Supplied data —

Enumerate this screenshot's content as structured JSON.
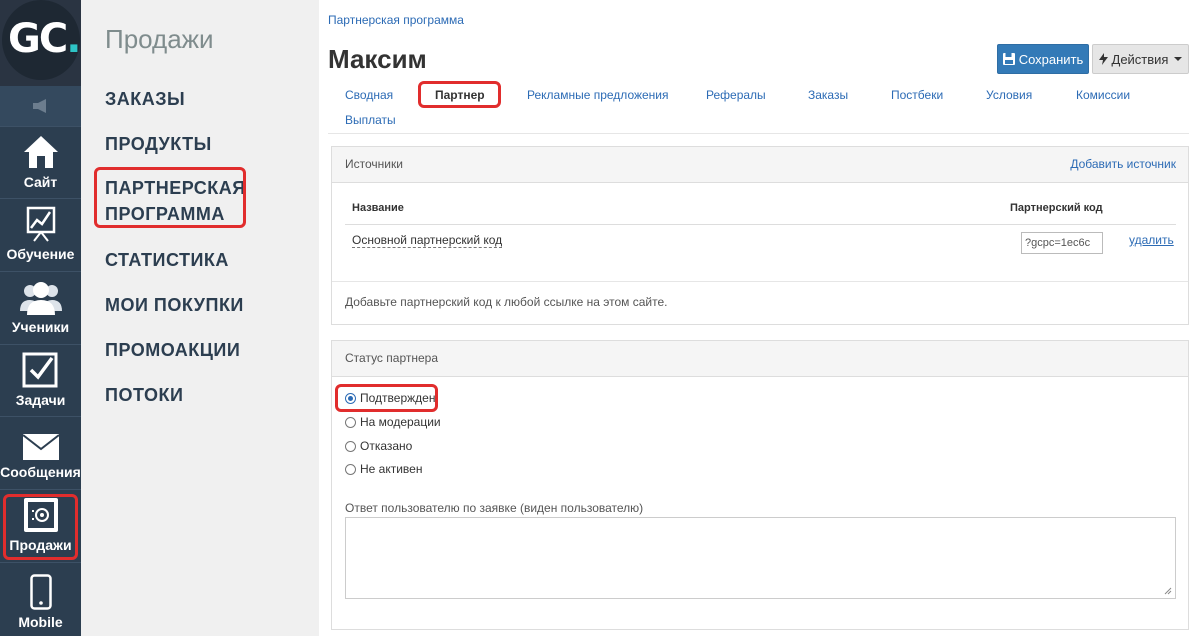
{
  "logo": {
    "text": "GC",
    "dot": "."
  },
  "rail": {
    "items": [
      {
        "label": "Сайт",
        "icon": "home-icon"
      },
      {
        "label": "Обучение",
        "icon": "chart-board-icon"
      },
      {
        "label": "Ученики",
        "icon": "users-icon"
      },
      {
        "label": "Задачи",
        "icon": "checkbox-icon"
      },
      {
        "label": "Сообщения",
        "icon": "envelope-icon"
      },
      {
        "label": "Продажи",
        "icon": "safe-icon"
      },
      {
        "label": "Mobile",
        "icon": "phone-icon"
      }
    ]
  },
  "menu": {
    "title": "Продажи",
    "items": [
      "ЗАКАЗЫ",
      "ПРОДУКТЫ",
      "ПАРТНЕРСКАЯ",
      "ПРОГРАММА",
      "СТАТИСТИКА",
      "МОИ ПОКУПКИ",
      "ПРОМОАКЦИИ",
      "ПОТОКИ"
    ]
  },
  "main": {
    "breadcrumb": "Партнерская программа",
    "title": "Максим",
    "save_label": "Сохранить",
    "actions_label": "Действия",
    "tabs": [
      "Сводная",
      "Партнер",
      "Рекламные предложения",
      "Рефералы",
      "Заказы",
      "Постбеки",
      "Условия",
      "Комиссии",
      "Выплаты"
    ],
    "sources": {
      "title": "Источники",
      "add_link": "Добавить источник",
      "col_name": "Название",
      "col_code": "Партнерский код",
      "row_name": "Основной партнерский код",
      "row_code": "?gcpc=1ec6c",
      "row_delete": "удалить",
      "hint": "Добавьте партнерский код к любой ссылке на этом сайте."
    },
    "status": {
      "title": "Статус партнера",
      "options": [
        "Подтвержден",
        "На модерации",
        "Отказано",
        "Не активен"
      ],
      "response_label": "Ответ пользователю по заявке (виден пользователю)"
    }
  },
  "colors": {
    "rail_bg": "#2c3e50",
    "highlight": "#e12d2d",
    "link": "#2c6bb5",
    "save_btn": "#337ab7"
  }
}
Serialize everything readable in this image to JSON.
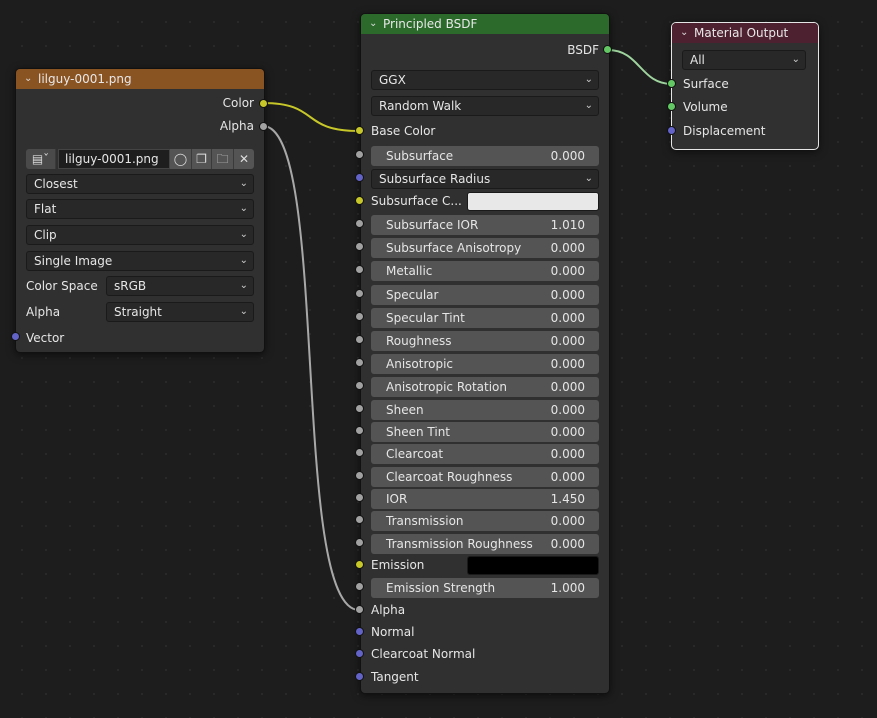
{
  "image_node": {
    "title": "lilguy-0001.png",
    "outputs": {
      "color": "Color",
      "alpha": "Alpha"
    },
    "image_name": "lilguy-0001.png",
    "interpolation": "Closest",
    "projection": "Flat",
    "extension": "Clip",
    "source": "Single Image",
    "color_space_label": "Color Space",
    "color_space": "sRGB",
    "alpha_label": "Alpha",
    "alpha_mode": "Straight",
    "input_vector": "Vector"
  },
  "bsdf_node": {
    "title": "Principled BSDF",
    "output": "BSDF",
    "distribution": "GGX",
    "subsurface_method": "Random Walk",
    "base_color": "Base Color",
    "fields": [
      {
        "label": "Subsurface",
        "value": "0.000"
      },
      {
        "label": "Subsurface Radius",
        "value": ""
      },
      {
        "label": "Subsurface C...",
        "value": ""
      },
      {
        "label": "Subsurface IOR",
        "value": "1.010"
      },
      {
        "label": "Subsurface Anisotropy",
        "value": "0.000"
      },
      {
        "label": "Metallic",
        "value": "0.000"
      },
      {
        "label": "Specular",
        "value": "0.000"
      },
      {
        "label": "Specular Tint",
        "value": "0.000"
      },
      {
        "label": "Roughness",
        "value": "0.000"
      },
      {
        "label": "Anisotropic",
        "value": "0.000"
      },
      {
        "label": "Anisotropic Rotation",
        "value": "0.000"
      },
      {
        "label": "Sheen",
        "value": "0.000"
      },
      {
        "label": "Sheen Tint",
        "value": "0.000"
      },
      {
        "label": "Clearcoat",
        "value": "0.000"
      },
      {
        "label": "Clearcoat Roughness",
        "value": "0.000"
      },
      {
        "label": "IOR",
        "value": "1.450"
      },
      {
        "label": "Transmission",
        "value": "0.000"
      },
      {
        "label": "Transmission Roughness",
        "value": "0.000"
      },
      {
        "label": "Emission",
        "value": ""
      },
      {
        "label": "Emission Strength",
        "value": "1.000"
      }
    ],
    "alpha": "Alpha",
    "normal": "Normal",
    "clearcoat_normal": "Clearcoat Normal",
    "tangent": "Tangent",
    "subsurface_color": "#e8e8e8",
    "emission_color": "#000000"
  },
  "output_node": {
    "title": "Material Output",
    "target": "All",
    "surface": "Surface",
    "volume": "Volume",
    "displacement": "Displacement"
  },
  "colors": {
    "image_header": "#8a5322",
    "bsdf_header": "#2b6a2b",
    "output_header": "#4e2130",
    "socket_color": "#c7c729",
    "socket_float": "#a1a1a1",
    "socket_vector": "#6363c7",
    "socket_shader": "#63c763",
    "link_color": "#c7c729",
    "link_float": "#a1a1a1",
    "link_shader": "#63c763"
  }
}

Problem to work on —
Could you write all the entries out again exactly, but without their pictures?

Task response —
Enumerate this screenshot's content as structured JSON.
{
  "logo": {
    "text": "GC",
    "dot": "."
  },
  "rail": {
    "items": [
      {
        "label": "Сайт",
        "icon": "home-icon"
      },
      {
        "label": "Обучение",
        "icon": "chart-board-icon"
      },
      {
        "label": "Ученики",
        "icon": "users-icon"
      },
      {
        "label": "Задачи",
        "icon": "checkbox-icon"
      },
      {
        "label": "Сообщения",
        "icon": "envelope-icon"
      },
      {
        "label": "Продажи",
        "icon": "safe-icon"
      },
      {
        "label": "Mobile",
        "icon": "phone-icon"
      }
    ]
  },
  "menu": {
    "title": "Продажи",
    "items": [
      "ЗАКАЗЫ",
      "ПРОДУКТЫ",
      "ПАРТНЕРСКАЯ",
      "ПРОГРАММА",
      "СТАТИСТИКА",
      "МОИ ПОКУПКИ",
      "ПРОМОАКЦИИ",
      "ПОТОКИ"
    ]
  },
  "main": {
    "breadcrumb": "Партнерская программа",
    "title": "Максим",
    "save_label": "Сохранить",
    "actions_label": "Действия",
    "tabs": [
      "Сводная",
      "Партнер",
      "Рекламные предложения",
      "Рефералы",
      "Заказы",
      "Постбеки",
      "Условия",
      "Комиссии",
      "Выплаты"
    ],
    "sources": {
      "title": "Источники",
      "add_link": "Добавить источник",
      "col_name": "Название",
      "col_code": "Партнерский код",
      "row_name": "Основной партнерский код",
      "row_code": "?gcpc=1ec6c",
      "row_delete": "удалить",
      "hint": "Добавьте партнерский код к любой ссылке на этом сайте."
    },
    "status": {
      "title": "Статус партнера",
      "options": [
        "Подтвержден",
        "На модерации",
        "Отказано",
        "Не активен"
      ],
      "response_label": "Ответ пользователю по заявке (виден пользователю)"
    }
  },
  "colors": {
    "rail_bg": "#2c3e50",
    "highlight": "#e12d2d",
    "link": "#2c6bb5",
    "save_btn": "#337ab7"
  }
}
Serialize everything readable in this image to JSON.
{
  "image_node": {
    "title": "lilguy-0001.png",
    "outputs": {
      "color": "Color",
      "alpha": "Alpha"
    },
    "image_name": "lilguy-0001.png",
    "interpolation": "Closest",
    "projection": "Flat",
    "extension": "Clip",
    "source": "Single Image",
    "color_space_label": "Color Space",
    "color_space": "sRGB",
    "alpha_label": "Alpha",
    "alpha_mode": "Straight",
    "input_vector": "Vector"
  },
  "bsdf_node": {
    "title": "Principled BSDF",
    "output": "BSDF",
    "distribution": "GGX",
    "subsurface_method": "Random Walk",
    "base_color": "Base Color",
    "fields": [
      {
        "label": "Subsurface",
        "value": "0.000"
      },
      {
        "label": "Subsurface Radius",
        "value": ""
      },
      {
        "label": "Subsurface C...",
        "value": ""
      },
      {
        "label": "Subsurface IOR",
        "value": "1.010"
      },
      {
        "label": "Subsurface Anisotropy",
        "value": "0.000"
      },
      {
        "label": "Metallic",
        "value": "0.000"
      },
      {
        "label": "Specular",
        "value": "0.000"
      },
      {
        "label": "Specular Tint",
        "value": "0.000"
      },
      {
        "label": "Roughness",
        "value": "0.000"
      },
      {
        "label": "Anisotropic",
        "value": "0.000"
      },
      {
        "label": "Anisotropic Rotation",
        "value": "0.000"
      },
      {
        "label": "Sheen",
        "value": "0.000"
      },
      {
        "label": "Sheen Tint",
        "value": "0.000"
      },
      {
        "label": "Clearcoat",
        "value": "0.000"
      },
      {
        "label": "Clearcoat Roughness",
        "value": "0.000"
      },
      {
        "label": "IOR",
        "value": "1.450"
      },
      {
        "label": "Transmission",
        "value": "0.000"
      },
      {
        "label": "Transmission Roughness",
        "value": "0.000"
      },
      {
        "label": "Emission",
        "value": ""
      },
      {
        "label": "Emission Strength",
        "value": "1.000"
      }
    ],
    "alpha": "Alpha",
    "normal": "Normal",
    "clearcoat_normal": "Clearcoat Normal",
    "tangent": "Tangent",
    "subsurface_color": "#e8e8e8",
    "emission_color": "#000000"
  },
  "output_node": {
    "title": "Material Output",
    "target": "All",
    "surface": "Surface",
    "volume": "Volume",
    "displacement": "Displacement"
  },
  "colors": {
    "image_header": "#8a5322",
    "bsdf_header": "#2b6a2b",
    "output_header": "#4e2130",
    "socket_color": "#c7c729",
    "socket_float": "#a1a1a1",
    "socket_vector": "#6363c7",
    "socket_shader": "#63c763",
    "link_color": "#c7c729",
    "link_float": "#a1a1a1",
    "link_shader": "#63c763"
  }
}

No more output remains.